Instructions to follow → If a line in the listing below includes the string "Bauernhof", pull it out.

Records to use →
..............................
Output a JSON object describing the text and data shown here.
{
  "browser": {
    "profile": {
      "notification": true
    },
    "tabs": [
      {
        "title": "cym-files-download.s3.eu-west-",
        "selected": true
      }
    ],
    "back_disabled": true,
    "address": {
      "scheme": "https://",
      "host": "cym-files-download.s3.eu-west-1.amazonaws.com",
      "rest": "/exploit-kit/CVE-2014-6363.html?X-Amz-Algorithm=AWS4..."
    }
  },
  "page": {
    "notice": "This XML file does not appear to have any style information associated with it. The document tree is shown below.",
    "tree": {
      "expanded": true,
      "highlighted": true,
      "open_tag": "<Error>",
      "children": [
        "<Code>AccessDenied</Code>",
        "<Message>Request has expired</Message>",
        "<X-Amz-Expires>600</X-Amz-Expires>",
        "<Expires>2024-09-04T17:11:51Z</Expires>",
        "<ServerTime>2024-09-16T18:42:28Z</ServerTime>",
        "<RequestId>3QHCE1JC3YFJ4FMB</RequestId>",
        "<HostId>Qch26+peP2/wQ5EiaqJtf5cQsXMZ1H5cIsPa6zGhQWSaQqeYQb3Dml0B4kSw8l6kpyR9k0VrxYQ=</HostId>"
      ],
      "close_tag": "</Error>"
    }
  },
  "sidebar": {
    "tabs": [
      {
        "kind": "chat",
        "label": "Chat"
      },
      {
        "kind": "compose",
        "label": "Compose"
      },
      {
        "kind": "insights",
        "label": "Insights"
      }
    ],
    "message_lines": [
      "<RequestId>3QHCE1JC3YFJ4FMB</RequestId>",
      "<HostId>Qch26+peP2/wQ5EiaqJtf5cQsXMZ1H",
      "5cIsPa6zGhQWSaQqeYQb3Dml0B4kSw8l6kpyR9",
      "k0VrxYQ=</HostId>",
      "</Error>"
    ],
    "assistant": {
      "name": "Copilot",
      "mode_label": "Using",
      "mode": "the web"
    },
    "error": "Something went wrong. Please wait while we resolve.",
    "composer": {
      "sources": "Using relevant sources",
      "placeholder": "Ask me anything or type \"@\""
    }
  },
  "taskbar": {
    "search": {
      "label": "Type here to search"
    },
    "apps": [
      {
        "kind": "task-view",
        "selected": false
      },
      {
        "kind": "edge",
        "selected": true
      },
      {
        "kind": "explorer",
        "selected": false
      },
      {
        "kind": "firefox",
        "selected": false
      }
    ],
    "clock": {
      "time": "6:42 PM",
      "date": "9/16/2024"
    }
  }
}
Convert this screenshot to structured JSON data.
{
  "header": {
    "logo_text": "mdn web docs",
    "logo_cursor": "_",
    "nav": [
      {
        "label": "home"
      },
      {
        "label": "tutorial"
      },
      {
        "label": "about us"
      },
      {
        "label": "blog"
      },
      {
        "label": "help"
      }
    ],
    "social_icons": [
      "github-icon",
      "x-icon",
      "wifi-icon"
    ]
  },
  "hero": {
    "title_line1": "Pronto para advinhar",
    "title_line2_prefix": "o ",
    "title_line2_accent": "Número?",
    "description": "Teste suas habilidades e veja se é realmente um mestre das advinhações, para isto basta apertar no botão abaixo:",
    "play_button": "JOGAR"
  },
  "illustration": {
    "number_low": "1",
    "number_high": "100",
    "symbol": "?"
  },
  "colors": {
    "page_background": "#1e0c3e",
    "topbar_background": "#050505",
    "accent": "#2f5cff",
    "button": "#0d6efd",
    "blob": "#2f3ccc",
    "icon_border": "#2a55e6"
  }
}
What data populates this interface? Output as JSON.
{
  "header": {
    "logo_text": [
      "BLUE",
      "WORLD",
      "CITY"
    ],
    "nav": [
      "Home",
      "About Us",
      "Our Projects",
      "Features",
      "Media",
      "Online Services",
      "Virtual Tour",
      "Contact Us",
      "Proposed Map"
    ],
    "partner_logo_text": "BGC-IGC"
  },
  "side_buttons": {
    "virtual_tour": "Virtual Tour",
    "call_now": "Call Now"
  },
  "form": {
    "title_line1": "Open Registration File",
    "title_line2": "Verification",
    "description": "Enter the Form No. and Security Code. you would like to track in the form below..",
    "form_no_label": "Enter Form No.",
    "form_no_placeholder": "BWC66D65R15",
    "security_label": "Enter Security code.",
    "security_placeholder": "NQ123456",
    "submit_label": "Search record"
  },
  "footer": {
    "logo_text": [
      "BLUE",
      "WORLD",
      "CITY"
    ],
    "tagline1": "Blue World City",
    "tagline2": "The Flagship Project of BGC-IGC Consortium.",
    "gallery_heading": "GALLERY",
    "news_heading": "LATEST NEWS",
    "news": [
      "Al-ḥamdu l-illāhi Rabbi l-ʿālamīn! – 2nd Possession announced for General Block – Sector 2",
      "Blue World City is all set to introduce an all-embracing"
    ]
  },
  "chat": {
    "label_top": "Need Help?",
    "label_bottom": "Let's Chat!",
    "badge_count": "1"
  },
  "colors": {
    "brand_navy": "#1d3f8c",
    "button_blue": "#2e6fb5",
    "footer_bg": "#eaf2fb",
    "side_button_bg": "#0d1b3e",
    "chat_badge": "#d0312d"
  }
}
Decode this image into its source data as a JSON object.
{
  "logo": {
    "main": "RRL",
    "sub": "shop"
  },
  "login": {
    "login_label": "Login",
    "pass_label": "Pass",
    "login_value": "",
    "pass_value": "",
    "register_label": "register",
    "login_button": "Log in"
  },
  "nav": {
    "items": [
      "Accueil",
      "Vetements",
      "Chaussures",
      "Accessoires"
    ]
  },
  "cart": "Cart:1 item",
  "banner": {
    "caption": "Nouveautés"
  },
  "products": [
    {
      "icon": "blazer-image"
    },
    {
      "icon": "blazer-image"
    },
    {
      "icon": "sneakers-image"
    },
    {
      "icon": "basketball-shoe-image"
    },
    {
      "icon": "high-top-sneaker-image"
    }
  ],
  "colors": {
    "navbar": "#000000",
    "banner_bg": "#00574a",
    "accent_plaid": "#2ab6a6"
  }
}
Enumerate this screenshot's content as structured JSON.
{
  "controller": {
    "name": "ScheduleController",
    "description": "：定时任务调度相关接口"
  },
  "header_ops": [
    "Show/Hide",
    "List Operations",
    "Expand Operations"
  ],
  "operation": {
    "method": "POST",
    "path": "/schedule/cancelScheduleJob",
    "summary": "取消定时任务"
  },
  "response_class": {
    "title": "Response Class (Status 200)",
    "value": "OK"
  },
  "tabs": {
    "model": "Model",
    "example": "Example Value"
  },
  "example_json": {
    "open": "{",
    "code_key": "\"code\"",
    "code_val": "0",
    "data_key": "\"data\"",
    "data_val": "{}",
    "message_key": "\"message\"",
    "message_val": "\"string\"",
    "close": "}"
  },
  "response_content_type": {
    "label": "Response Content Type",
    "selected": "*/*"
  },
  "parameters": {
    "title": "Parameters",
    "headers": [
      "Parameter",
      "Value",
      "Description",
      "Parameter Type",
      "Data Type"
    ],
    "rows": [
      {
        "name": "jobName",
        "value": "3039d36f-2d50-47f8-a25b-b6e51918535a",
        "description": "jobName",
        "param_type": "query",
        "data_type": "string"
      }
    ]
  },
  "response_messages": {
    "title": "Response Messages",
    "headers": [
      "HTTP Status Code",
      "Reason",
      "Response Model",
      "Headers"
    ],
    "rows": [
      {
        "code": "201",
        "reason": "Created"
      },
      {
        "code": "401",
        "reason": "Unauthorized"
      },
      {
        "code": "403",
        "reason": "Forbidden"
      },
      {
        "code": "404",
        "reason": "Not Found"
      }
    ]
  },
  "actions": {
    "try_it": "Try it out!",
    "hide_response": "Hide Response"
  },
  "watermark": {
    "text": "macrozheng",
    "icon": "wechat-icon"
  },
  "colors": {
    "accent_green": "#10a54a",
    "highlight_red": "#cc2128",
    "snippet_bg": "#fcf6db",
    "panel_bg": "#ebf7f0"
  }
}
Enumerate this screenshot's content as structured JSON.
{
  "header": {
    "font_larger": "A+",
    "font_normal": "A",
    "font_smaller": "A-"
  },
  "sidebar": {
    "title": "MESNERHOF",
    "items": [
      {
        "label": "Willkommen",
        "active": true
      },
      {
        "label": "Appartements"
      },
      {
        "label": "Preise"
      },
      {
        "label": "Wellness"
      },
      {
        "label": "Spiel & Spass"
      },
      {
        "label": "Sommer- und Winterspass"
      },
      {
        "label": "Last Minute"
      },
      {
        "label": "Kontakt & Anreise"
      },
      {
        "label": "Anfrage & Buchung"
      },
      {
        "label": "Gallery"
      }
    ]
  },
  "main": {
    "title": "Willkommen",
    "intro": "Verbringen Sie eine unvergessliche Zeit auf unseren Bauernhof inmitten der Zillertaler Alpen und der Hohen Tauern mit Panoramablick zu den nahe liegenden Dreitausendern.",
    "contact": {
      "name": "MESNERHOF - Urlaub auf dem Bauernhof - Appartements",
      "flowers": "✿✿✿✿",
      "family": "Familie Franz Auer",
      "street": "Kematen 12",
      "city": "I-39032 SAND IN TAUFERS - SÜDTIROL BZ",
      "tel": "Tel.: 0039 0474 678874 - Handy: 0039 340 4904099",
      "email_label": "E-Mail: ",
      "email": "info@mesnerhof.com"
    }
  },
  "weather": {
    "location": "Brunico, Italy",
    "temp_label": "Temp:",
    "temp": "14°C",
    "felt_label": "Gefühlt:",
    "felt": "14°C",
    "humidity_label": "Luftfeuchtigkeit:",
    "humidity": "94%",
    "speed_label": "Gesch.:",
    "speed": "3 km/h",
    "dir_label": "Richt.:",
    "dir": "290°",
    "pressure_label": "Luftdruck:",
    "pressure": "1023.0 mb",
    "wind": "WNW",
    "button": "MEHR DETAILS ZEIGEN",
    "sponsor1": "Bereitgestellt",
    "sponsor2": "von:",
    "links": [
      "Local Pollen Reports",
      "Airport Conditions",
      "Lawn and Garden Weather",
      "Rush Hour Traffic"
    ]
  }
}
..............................
The completed task →
    "intro": "Verbringen Sie eine unvergessliche Zeit auf unseren Bauernhof inmitten der Zillertaler Alpen und der Hohen Tauern mit Panoramablick zu den nahe liegenden Dreitausendern.",
      "name": "MESNERHOF - Urlaub auf dem Bauernhof - Appartements",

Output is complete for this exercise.